Suzuki rounds out the crop of forwards currently on the outside looking in as the Hurricanes’ prospect will look to provide Canada with an increased level of depth throughout their lineup. Noted as a balanced skater with excellent vision, Suzuki has developed into quite the deceptive player, making an impact in all aspects offensively.
Should he find himself with a roster spot come December, I expect him to slot into the bottom-six nicely. With that being said, his effort level has been questioned at times, so it’ll be an uphill battle to outperform some of the favourites throughout selection camp.
O’Rourke may very well be one of the more unknown names entering camp, but I’m sure most people will be familiar with him should he make Team Canada. He was named captain of the Sault Ste. Greyhounds in his rookie season, which should tell you all you need to know about his presence on and off the ice.
“Ryan O’Rourke is a born leader with an old-school mentality, qualities he exhibited even before being named the second 17-year-old captain in the history of Sault Ste. Marie of the Ontario Hockey League.”
Mike. G. Morreale, NHL.com Staff Writer
A second-round pick by the Minnesota Wild in 2020, O’Rourke would most likely facilitate a bottom-pairing role at the World Juniors. Known as a nasty and robust defenseman, the Pickering-native could make Canada’s d-core even more feared than it already is.
Power is certainly a dark horse to make the team, being one of the youngest invited to camp. However, that will certainly not stop him from challenging the older players for a roster spot. Being one of the tallest players at 6-foot-5, it’s his strong skating abilities and offensive productivity that make him not only a dangerous player, but also a top prospect for the 2021 NHL Draft.
At 17 years old, Power will all but certainly have another crack at representing Canada at the World Juniors should he be cut this year. However, after a productive season in the United States Hockey League (USHL) with the Chicago Steel, I wouldn’t put it past him to surprise some people out of the gate and compete for a spot on the team.
A little undersized for a goalie, Brochu is my dark horse candidate to man the crease for Canada. After an impressive rookie season where he posted a .919 SV% and a 2.40 GAA with the London Knights, Brochu could be a top goalie prospect by the end of his junior career should he keep improving.

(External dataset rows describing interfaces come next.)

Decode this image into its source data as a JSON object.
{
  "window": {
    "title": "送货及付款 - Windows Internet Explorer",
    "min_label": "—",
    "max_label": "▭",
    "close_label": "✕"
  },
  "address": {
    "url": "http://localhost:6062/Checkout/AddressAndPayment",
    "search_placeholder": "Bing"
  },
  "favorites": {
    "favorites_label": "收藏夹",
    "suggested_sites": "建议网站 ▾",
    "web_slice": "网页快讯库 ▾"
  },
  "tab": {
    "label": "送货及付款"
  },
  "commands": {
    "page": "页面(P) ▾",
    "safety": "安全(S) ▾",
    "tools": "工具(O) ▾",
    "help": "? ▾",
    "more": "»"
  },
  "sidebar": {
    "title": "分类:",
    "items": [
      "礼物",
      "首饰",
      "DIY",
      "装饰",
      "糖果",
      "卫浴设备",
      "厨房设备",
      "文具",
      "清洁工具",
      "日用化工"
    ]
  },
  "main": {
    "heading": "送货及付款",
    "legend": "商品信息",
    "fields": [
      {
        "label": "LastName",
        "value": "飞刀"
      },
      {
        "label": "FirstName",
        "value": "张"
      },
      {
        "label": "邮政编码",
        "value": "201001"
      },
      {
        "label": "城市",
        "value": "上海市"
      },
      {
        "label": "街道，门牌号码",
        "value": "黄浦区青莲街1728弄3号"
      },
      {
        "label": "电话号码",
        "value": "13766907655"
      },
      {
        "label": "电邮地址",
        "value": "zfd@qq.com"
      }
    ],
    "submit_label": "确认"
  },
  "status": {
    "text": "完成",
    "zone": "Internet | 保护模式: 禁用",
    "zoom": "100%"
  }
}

At the moment, I give the upper hand to both Garand and Gauthier as they simply possess more experience than the younger Brochu. However, with a strong camp, Brochu could sneak his way into the goaltending conversation.
An Exciting Month Ahead…
Evidently, it’s impossible to predict every roster player that will hit the ice at the end of December. Why go with Suzuki’s two-way ability over Jack Quinn’s raw talent? Why include two younger defensemen as dark horse candidates? Why not include Justin Barron or Samuel Poulin? All good questions without immediate answers.
Remember, this is only selection camp and countless cuts are still yet to be made. Even with this year’s expanded rosters (where each team will feature 22 skates and three goalies compared to the usual 20 skaters and three goalies), over 20 of the players invited will find themselves watching the tournament from home. To stir the pot even further, Team Canada is still awaiting a decision from the Rangers on whether Alexis Lafreniere will be returning to the tournament which, of course, only thickens the plot of the whole roster discussion.
With that being said, this is an exciting time for hockey fans across the world. The World Juniors represents a glimpse into the future, where the world’s best U20 talent compete against one another in a historic tournament. And with Canada set to defend their title, the months ahead should be ripe with anticipation.
Who do you want to see on Team Canada? Who do you think will make it? What players will be the X-factors for Canada’s success?